  15. Plates
    (pp. 43-177)

    The facing-page names and accompanying information mention all native described species in Venezuela, including those not illustrated. In order to compress information into limited space, only the first part of the English name of species in polytypic genera is usually mentioned; likewise the genus is usually designated only by an initial following its introduction. For scientific names, the subspecies mentioned is the one illustrated. If a subspecies is not listed, the species is monotypic.

    All illustrated species are numbered; species not illustrated are indicated in boldface print following a related congener and followed by the word “text” in parentheses. Letters...

  16. Key to Map Symbols
    (pp. 178-178)
  17. Species Accounts
    (pp. 179-834)

    Tinamous are plump, fowl-like birds confined to the New World. Related to flightless ratites, one of the oldest lineages of modern-day birds, tinamous are characterized by slender necks, small heads, short rounded wings, very short tails, and terrestrial habits. In Venezuela they are furtive birds of forested regions. Their plumages are cryptically patterned, and when alarmed tinamous prefer to walk away quietly or occasionally crouch, but they can fly rapidly for short distances. They eat a mixed diet of seeds, roots, insects, and some fruit. Tinamou breeding systems include monogamy, polygyny, and serial polyandry; in those species studied, however, polygyny...

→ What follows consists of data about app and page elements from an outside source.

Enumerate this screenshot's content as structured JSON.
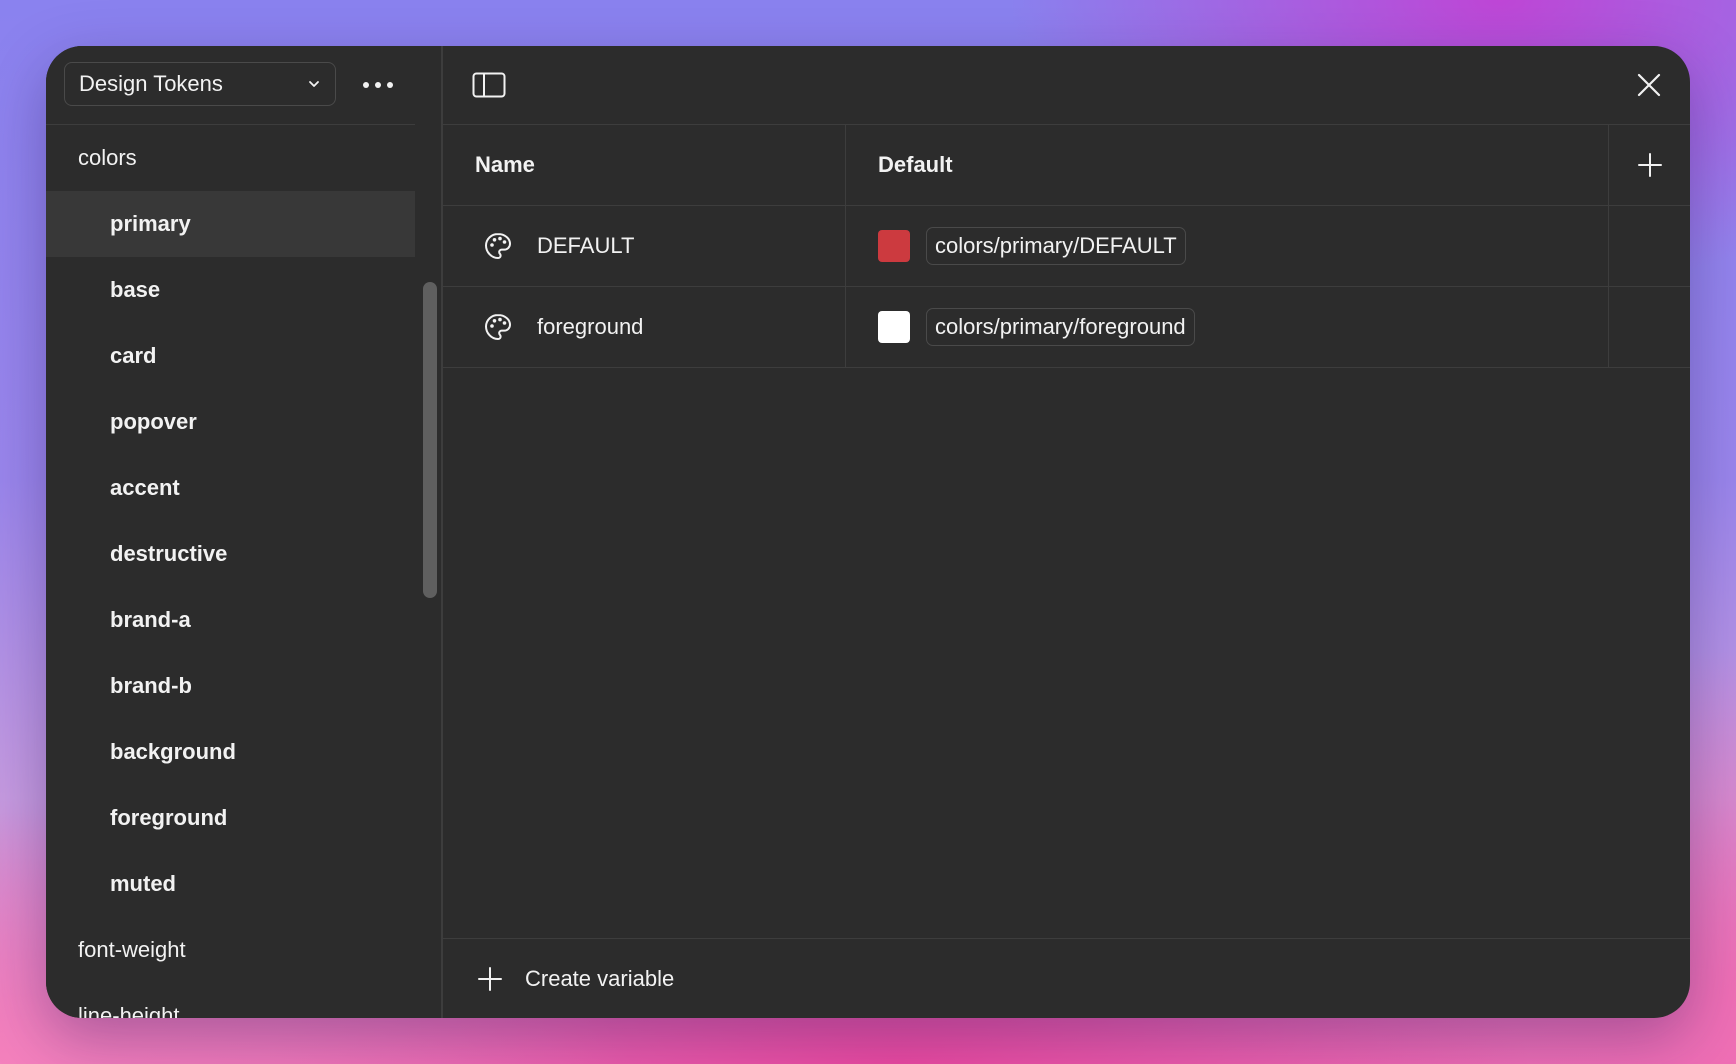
{
  "sidebar": {
    "collection_label": "Design Tokens",
    "tree": [
      {
        "label": "colors",
        "level": "group",
        "selected": false
      },
      {
        "label": "primary",
        "level": "child",
        "selected": true
      },
      {
        "label": "base",
        "level": "child",
        "selected": false
      },
      {
        "label": "card",
        "level": "child",
        "selected": false
      },
      {
        "label": "popover",
        "level": "child",
        "selected": false
      },
      {
        "label": "accent",
        "level": "child",
        "selected": false
      },
      {
        "label": "destructive",
        "level": "child",
        "selected": false
      },
      {
        "label": "brand-a",
        "level": "child",
        "selected": false
      },
      {
        "label": "brand-b",
        "level": "child",
        "selected": false
      },
      {
        "label": "background",
        "level": "child",
        "selected": false
      },
      {
        "label": "foreground",
        "level": "child",
        "selected": false
      },
      {
        "label": "muted",
        "level": "child",
        "selected": false
      },
      {
        "label": "font-weight",
        "level": "group",
        "selected": false
      },
      {
        "label": "line-height",
        "level": "group",
        "selected": false
      }
    ]
  },
  "table": {
    "headers": {
      "name": "Name",
      "default": "Default"
    },
    "rows": [
      {
        "name": "DEFAULT",
        "icon": "palette-icon",
        "swatch_color": "#cc3a3f",
        "reference": "colors/primary/DEFAULT"
      },
      {
        "name": "foreground",
        "icon": "palette-icon",
        "swatch_color": "#ffffff",
        "reference": "colors/primary/foreground"
      }
    ]
  },
  "footer": {
    "create_label": "Create variable"
  },
  "colors": {
    "window_bg": "#2c2c2c",
    "selected_bg": "#383838",
    "border": "#3d3d3d",
    "text": "#f2f2f2"
  }
}
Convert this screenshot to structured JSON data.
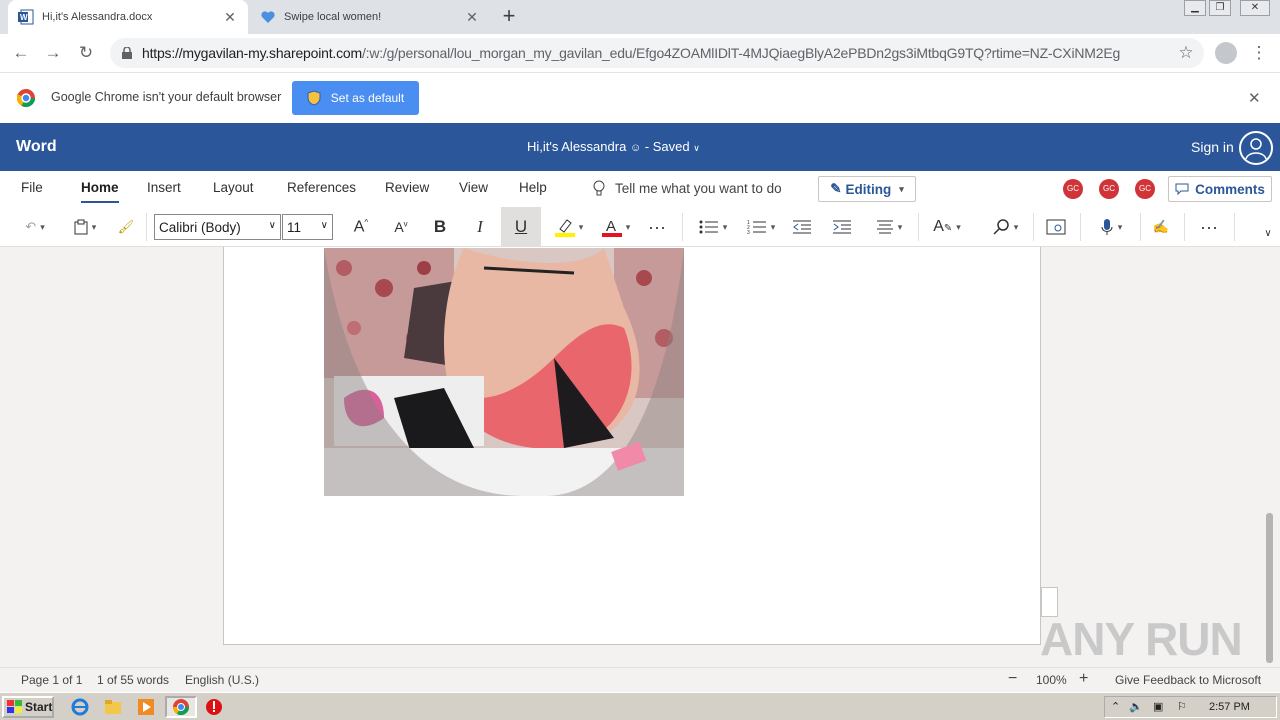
{
  "browser": {
    "tabs": [
      {
        "title": "Hi,it's Alessandra.docx",
        "active": true
      },
      {
        "title": "Swipe local women!",
        "active": false
      }
    ],
    "url_host": "https://mygavilan-my.sharepoint.com",
    "url_path": "/:w:/g/personal/lou_morgan_my_gavilan_edu/Efgo4ZOAMlIDlT-4MJQiaegBlyA2ePBDn2gs3iMtbqG9TQ?rtime=NZ-CXiNM2Eg",
    "infobar_text": "Google Chrome isn't your default browser",
    "set_default_label": "Set as default"
  },
  "word": {
    "app_name": "Word",
    "doc_title": "Hi,it's Alessandra",
    "saved_label": "Saved",
    "sign_in": "Sign in",
    "ribbon_tabs": [
      "File",
      "Home",
      "Insert",
      "Layout",
      "References",
      "Review",
      "View",
      "Help"
    ],
    "tell_me": "Tell me what you want to do",
    "editing_label": "Editing",
    "collaborators": [
      "GC",
      "GC",
      "GC"
    ],
    "comments_label": "Comments",
    "font_name": "Calibri (Body)",
    "font_size": "11"
  },
  "status": {
    "page": "Page 1 of 1",
    "words": "1 of 55 words",
    "language": "English (U.S.)",
    "zoom": "100%",
    "feedback": "Give Feedback to Microsoft"
  },
  "taskbar": {
    "start": "Start",
    "clock": "2:57 PM"
  },
  "watermark": "ANY RUN",
  "colors": {
    "word_blue": "#2b579a",
    "chrome_button": "#4b8ef1",
    "collab_red": "#d13438"
  }
}
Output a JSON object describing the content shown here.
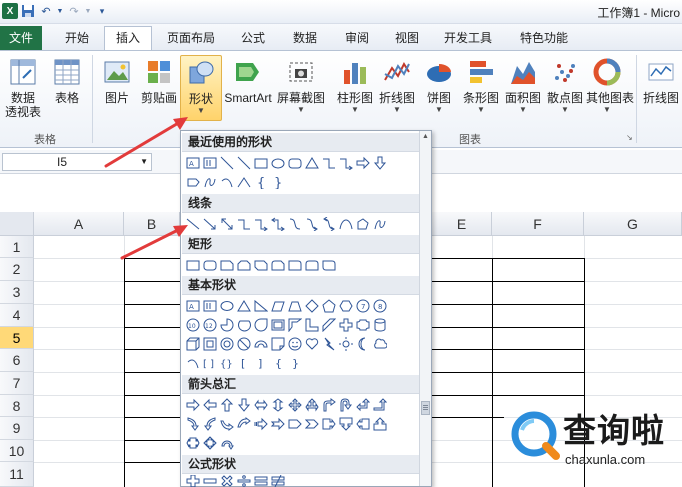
{
  "window": {
    "title": "工作簿1 - Micro"
  },
  "ribbon_tabs": [
    {
      "label": "文件"
    },
    {
      "label": "开始"
    },
    {
      "label": "插入"
    },
    {
      "label": "页面布局"
    },
    {
      "label": "公式"
    },
    {
      "label": "数据"
    },
    {
      "label": "审阅"
    },
    {
      "label": "视图"
    },
    {
      "label": "开发工具"
    },
    {
      "label": "特色功能"
    }
  ],
  "ribbon": {
    "buttons": [
      {
        "label": "数据",
        "label2": "透视表"
      },
      {
        "label": "表格"
      },
      {
        "label": "图片"
      },
      {
        "label": "剪贴画"
      },
      {
        "label": "形状"
      },
      {
        "label": "SmartArt"
      },
      {
        "label": "屏幕截图"
      },
      {
        "label": "柱形图"
      },
      {
        "label": "折线图"
      },
      {
        "label": "饼图"
      },
      {
        "label": "条形图"
      },
      {
        "label": "面积图"
      },
      {
        "label": "散点图"
      },
      {
        "label": "其他图表"
      },
      {
        "label": "折线图"
      }
    ],
    "groups": [
      {
        "label": "表格"
      },
      {
        "label": "图表"
      }
    ]
  },
  "formula_bar": {
    "name_box": "I5"
  },
  "grid": {
    "columns": [
      "A",
      "B",
      "E",
      "F",
      "G"
    ],
    "rows": [
      "1",
      "2",
      "3",
      "4",
      "5",
      "6",
      "7",
      "8",
      "9",
      "10",
      "11"
    ],
    "selected_row": "5"
  },
  "shapes_menu": {
    "sections": [
      {
        "title": "最近使用的形状"
      },
      {
        "title": "线条"
      },
      {
        "title": "矩形"
      },
      {
        "title": "基本形状"
      },
      {
        "title": "箭头总汇"
      },
      {
        "title": "公式形状"
      }
    ]
  },
  "watermark": {
    "brand": "查询啦",
    "url": "chaxunla.com"
  },
  "colors": {
    "file_tab": "#217346",
    "selected_button": "#ffd36b",
    "annotation_arrow": "#e23b3b",
    "shape_blue": "#2f5597"
  }
}
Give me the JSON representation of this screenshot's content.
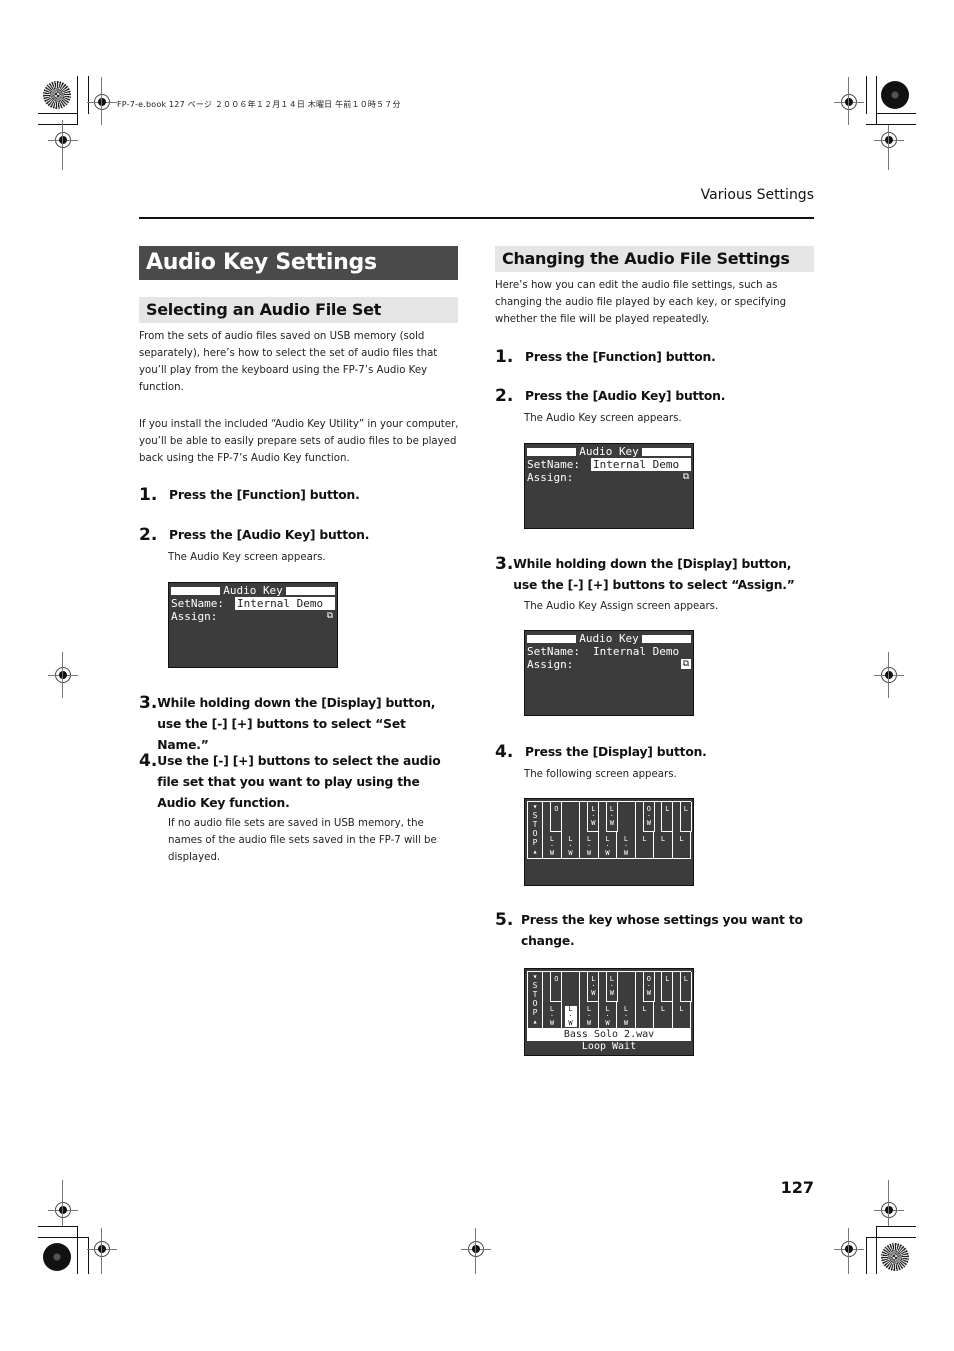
{
  "print_header": "FP-7-e.book  127 ページ  ２００６年１２月１４日  木曜日  午前１０時５７分",
  "running_head": "Various Settings",
  "page_number": "127",
  "main_title": "Audio Key Settings",
  "left": {
    "heading": "Selecting an Audio File Set",
    "intro": "From the sets of audio files saved on USB memory (sold separately), here’s how to select the set of audio files that you’ll play from the keyboard using the FP-7’s Audio Key function.",
    "intro2": "If you install the included “Audio Key Utility” in your computer, you’ll be able to easily prepare sets of audio files to be played back using the FP-7’s Audio Key function.",
    "steps": [
      {
        "num": "1.",
        "text": "Press the [Function] button.",
        "note": ""
      },
      {
        "num": "2.",
        "text": "Press the [Audio Key] button.",
        "note": "The Audio Key screen appears."
      },
      {
        "num": "3.",
        "text": "While holding down the [Display] button, use the [-] [+] buttons to select “Set Name.”",
        "note": ""
      },
      {
        "num": "4.",
        "text": "Use the [-] [+] buttons to select the audio file set that you want to play using the Audio Key function.",
        "note": "If no audio file sets are saved in USB memory, the names of the audio file sets saved in the FP-7 will be displayed."
      }
    ],
    "screen": {
      "title": "Audio Key",
      "row1_label": "SetName:",
      "row1_value": "Internal Demo",
      "row2_label": "Assign:",
      "icon": "⧉"
    }
  },
  "right": {
    "heading": "Changing the Audio File Settings",
    "intro": "Here’s how you can edit the audio file settings, such as changing the audio file played by each key, or specifying whether the file will be played repeatedly.",
    "steps": [
      {
        "num": "1.",
        "text": "Press the [Function] button.",
        "note": ""
      },
      {
        "num": "2.",
        "text": "Press the [Audio Key] button.",
        "note": "The Audio Key screen appears."
      },
      {
        "num": "3.",
        "text": "While holding down the [Display] button, use the [-] [+] buttons to select “Assign.”",
        "note": "The Audio Key Assign screen appears."
      },
      {
        "num": "4.",
        "text": "Press the [Display] button.",
        "note": "The following screen appears."
      },
      {
        "num": "5.",
        "text": "Press the key whose settings you want to change.",
        "note": ""
      }
    ],
    "screen1": {
      "title": "Audio Key",
      "row1_label": "SetName:",
      "row1_value": "Internal Demo",
      "row2_label": "Assign:",
      "icon": "⧉"
    },
    "screen2": {
      "title": "Audio Key",
      "row1_label": "SetName:",
      "row1_value": "Internal Demo",
      "row2_label": "Assign:",
      "icon": "⧉"
    },
    "kbd_screen": {
      "stop_label": "STOP",
      "white_keys": [
        "L·W",
        "L·W",
        "L·W",
        "L·W",
        "L·W",
        "L",
        "L",
        "L"
      ],
      "black_keys": [
        "O",
        "L·W",
        "L·W",
        "O·W",
        "L",
        "L"
      ]
    },
    "kbd_screen2": {
      "stop_label": "STOP",
      "white_keys": [
        "L·W",
        "L·W",
        "L·W",
        "L·W",
        "L·W",
        "L",
        "L",
        "L"
      ],
      "black_keys": [
        "O",
        "L·W",
        "L·W",
        "O·W",
        "L",
        "L"
      ],
      "selected_white_index": 1,
      "file_name": "Bass Solo 2.wav",
      "mode": "Loop Wait"
    }
  }
}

  18. Bibliography
    (pp. 835-856)
  19. Index
    (pp. 857-876)
  20. Speed Index to Commoner Groups
    (pp. 877-878)